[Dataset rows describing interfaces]
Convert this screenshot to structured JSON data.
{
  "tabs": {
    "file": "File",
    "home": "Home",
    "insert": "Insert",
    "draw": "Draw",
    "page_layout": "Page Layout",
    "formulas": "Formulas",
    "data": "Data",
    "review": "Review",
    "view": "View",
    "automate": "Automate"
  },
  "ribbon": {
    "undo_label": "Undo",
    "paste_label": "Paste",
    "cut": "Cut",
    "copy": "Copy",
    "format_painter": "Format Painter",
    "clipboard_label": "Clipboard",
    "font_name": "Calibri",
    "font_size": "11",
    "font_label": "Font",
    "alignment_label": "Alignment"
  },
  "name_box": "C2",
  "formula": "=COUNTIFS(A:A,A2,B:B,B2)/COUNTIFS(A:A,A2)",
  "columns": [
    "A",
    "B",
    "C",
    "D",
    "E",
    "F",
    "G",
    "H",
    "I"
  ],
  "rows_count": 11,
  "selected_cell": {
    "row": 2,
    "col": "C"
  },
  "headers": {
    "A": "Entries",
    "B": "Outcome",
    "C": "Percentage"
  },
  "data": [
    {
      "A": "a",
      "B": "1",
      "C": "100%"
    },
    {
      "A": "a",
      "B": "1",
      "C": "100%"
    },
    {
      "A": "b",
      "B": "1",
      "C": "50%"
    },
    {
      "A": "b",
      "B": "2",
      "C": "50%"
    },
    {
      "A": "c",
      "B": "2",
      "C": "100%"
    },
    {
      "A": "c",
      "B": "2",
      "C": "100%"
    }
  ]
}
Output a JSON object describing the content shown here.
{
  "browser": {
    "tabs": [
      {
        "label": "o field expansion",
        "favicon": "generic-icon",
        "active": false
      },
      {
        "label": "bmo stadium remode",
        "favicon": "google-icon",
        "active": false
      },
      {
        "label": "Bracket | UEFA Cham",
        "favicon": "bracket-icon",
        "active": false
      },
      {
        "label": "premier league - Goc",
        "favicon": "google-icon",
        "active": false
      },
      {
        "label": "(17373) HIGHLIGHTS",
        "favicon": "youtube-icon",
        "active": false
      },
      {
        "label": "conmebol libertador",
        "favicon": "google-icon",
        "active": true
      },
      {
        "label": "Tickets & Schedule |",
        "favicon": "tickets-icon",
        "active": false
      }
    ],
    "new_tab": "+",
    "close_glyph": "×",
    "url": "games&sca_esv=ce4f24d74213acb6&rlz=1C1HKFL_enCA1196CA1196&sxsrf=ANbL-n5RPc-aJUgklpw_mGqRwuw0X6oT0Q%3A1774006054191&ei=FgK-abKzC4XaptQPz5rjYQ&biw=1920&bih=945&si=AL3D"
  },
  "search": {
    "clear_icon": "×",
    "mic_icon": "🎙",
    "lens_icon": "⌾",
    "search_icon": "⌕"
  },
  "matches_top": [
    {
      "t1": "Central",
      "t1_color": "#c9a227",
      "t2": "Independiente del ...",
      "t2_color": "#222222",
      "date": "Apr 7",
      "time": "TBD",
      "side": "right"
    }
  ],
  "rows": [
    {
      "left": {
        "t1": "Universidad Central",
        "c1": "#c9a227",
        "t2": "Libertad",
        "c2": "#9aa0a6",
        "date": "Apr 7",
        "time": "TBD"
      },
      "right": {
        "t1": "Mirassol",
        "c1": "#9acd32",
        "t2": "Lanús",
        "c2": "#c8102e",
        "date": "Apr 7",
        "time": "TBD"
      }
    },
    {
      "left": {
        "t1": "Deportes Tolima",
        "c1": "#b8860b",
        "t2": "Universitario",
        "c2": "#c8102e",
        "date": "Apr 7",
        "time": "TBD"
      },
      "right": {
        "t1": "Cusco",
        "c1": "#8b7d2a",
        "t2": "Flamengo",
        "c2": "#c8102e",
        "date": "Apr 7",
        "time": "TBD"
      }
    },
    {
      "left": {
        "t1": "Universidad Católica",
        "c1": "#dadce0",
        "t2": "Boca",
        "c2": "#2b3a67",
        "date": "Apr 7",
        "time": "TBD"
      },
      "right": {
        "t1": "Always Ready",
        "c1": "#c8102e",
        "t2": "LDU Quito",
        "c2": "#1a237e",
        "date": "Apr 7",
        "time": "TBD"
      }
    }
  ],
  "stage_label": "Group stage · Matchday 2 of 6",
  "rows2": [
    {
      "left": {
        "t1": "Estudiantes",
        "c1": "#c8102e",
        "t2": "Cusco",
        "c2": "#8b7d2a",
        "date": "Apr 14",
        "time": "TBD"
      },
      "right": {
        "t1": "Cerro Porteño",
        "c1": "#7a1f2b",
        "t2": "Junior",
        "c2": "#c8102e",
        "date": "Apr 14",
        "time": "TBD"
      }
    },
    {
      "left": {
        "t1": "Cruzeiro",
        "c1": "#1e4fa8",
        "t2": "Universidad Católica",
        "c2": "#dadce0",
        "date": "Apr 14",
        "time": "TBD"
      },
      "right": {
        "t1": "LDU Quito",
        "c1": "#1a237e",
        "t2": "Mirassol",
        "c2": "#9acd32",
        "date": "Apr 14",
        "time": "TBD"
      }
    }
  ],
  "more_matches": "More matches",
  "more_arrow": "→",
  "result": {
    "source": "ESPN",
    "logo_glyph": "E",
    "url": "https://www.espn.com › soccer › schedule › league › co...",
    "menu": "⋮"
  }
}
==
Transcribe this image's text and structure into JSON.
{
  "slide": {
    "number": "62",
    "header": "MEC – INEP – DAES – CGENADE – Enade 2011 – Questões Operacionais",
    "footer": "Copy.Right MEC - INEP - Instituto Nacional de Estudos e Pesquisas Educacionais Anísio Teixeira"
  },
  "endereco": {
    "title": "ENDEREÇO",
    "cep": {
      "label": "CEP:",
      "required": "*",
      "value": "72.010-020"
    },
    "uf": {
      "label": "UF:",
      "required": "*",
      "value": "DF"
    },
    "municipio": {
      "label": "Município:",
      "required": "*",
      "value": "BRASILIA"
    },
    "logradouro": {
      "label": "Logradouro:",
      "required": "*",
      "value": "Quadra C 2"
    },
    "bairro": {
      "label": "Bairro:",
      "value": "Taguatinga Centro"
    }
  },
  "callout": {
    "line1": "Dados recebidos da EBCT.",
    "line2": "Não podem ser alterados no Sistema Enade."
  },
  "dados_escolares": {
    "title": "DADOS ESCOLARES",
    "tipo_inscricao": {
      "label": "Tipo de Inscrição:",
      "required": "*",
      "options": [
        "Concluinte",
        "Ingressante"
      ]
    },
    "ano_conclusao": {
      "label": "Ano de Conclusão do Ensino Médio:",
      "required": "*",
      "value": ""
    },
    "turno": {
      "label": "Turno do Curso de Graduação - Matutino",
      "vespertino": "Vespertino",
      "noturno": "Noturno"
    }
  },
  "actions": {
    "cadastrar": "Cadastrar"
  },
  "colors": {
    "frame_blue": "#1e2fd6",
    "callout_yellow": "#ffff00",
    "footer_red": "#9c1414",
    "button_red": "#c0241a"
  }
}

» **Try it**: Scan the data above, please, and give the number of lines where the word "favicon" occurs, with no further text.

» **Output of the task**: 7